## [Task to carry out]
In the records below, how many lines hold the string "JSON"? Give only the number.

## [Excerpted records]
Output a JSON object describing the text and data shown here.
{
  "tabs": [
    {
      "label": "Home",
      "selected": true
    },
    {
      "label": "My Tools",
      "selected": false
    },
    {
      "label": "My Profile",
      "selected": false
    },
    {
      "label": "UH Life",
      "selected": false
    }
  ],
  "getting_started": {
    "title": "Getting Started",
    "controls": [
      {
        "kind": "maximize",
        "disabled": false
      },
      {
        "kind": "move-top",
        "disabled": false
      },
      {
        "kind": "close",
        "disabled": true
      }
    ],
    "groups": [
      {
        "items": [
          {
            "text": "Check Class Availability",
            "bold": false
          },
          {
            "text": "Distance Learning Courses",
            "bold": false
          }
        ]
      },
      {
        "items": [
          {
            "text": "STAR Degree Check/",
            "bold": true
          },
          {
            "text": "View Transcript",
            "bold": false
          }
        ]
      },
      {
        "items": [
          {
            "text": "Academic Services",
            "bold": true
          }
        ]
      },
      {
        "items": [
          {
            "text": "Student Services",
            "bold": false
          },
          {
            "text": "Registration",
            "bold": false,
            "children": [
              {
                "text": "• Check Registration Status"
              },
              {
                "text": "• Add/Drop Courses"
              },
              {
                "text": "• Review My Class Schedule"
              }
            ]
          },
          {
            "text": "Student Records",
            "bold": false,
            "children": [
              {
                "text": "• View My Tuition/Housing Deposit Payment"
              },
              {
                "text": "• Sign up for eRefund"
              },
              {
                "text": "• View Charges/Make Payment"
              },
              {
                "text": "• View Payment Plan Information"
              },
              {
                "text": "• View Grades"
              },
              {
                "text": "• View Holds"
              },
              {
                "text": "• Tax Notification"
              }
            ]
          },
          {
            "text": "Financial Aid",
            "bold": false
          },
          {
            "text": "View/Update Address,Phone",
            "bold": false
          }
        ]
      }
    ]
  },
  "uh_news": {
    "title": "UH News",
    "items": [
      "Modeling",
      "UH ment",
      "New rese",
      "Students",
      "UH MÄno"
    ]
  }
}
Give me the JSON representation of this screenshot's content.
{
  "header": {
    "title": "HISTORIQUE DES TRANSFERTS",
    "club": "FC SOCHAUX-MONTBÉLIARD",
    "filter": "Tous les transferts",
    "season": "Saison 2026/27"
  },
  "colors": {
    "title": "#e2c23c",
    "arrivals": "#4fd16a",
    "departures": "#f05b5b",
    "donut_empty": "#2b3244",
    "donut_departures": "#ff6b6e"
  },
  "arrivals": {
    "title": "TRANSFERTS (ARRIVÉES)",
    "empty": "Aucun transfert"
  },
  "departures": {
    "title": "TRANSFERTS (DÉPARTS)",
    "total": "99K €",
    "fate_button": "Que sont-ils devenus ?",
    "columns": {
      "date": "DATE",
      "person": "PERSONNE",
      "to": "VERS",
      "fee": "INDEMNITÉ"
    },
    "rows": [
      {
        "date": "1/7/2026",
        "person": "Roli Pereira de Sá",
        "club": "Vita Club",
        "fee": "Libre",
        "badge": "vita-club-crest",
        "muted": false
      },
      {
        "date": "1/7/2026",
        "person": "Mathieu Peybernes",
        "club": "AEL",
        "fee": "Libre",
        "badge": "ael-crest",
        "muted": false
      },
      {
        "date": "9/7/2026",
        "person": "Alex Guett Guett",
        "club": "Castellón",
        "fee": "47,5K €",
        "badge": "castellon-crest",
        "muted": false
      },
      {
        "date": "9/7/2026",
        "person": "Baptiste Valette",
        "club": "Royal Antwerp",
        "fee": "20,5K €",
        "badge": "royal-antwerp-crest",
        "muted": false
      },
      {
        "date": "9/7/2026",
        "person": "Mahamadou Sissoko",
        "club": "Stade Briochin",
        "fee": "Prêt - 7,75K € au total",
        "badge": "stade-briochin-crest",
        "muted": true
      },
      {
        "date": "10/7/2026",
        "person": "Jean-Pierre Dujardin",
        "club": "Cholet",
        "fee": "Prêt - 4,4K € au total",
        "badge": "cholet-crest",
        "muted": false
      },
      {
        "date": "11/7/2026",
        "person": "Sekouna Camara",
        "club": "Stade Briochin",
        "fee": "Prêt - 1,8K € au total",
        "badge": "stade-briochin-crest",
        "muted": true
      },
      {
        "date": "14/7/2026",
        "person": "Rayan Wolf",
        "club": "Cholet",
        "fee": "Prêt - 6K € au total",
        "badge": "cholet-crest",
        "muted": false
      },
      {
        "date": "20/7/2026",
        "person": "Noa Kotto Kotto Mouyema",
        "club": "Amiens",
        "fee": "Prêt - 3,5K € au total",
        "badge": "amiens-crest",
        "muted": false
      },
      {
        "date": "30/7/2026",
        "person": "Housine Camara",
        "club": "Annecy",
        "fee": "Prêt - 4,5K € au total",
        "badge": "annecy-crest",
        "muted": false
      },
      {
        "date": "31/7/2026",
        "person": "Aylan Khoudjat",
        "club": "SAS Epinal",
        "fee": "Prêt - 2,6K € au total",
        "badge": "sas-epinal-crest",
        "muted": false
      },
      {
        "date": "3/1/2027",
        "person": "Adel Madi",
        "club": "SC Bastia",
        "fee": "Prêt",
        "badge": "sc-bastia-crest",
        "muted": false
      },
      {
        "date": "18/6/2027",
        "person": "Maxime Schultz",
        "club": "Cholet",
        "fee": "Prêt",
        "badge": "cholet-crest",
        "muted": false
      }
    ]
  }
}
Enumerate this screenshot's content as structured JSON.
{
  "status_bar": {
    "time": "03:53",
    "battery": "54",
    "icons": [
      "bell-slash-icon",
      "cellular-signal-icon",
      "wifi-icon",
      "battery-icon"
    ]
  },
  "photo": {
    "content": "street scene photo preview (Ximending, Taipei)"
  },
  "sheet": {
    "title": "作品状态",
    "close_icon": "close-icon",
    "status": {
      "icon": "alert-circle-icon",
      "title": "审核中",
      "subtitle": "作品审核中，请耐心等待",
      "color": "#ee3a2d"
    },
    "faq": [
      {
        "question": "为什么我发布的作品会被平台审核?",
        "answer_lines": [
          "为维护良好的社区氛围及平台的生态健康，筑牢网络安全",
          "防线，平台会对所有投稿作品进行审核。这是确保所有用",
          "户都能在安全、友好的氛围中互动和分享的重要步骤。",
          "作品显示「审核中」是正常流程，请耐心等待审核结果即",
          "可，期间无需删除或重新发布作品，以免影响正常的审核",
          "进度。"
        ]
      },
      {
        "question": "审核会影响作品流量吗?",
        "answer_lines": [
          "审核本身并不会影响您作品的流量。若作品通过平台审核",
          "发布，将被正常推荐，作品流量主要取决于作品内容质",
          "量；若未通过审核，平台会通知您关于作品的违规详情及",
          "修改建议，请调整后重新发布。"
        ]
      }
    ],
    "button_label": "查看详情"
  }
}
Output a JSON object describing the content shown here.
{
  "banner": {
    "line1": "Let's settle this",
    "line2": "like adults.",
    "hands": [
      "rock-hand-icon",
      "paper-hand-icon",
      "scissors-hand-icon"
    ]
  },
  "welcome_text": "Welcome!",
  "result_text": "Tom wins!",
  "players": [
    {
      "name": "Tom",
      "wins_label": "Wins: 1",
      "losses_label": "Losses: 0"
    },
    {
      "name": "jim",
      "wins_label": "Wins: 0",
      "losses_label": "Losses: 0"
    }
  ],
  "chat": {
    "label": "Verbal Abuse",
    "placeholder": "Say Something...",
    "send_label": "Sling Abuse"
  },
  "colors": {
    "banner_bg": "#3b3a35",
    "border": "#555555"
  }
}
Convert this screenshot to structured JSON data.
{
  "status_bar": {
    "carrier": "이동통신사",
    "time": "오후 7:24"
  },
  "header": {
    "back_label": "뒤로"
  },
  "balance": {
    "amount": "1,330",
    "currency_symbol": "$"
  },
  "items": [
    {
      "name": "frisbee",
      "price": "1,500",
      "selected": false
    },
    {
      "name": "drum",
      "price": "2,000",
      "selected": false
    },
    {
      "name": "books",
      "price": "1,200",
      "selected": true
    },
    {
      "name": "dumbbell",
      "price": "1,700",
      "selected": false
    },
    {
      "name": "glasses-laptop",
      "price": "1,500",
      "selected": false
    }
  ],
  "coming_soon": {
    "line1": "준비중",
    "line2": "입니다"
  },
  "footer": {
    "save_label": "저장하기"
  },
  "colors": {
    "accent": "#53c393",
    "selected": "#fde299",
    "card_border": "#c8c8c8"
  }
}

## [Answer to the exercise]
5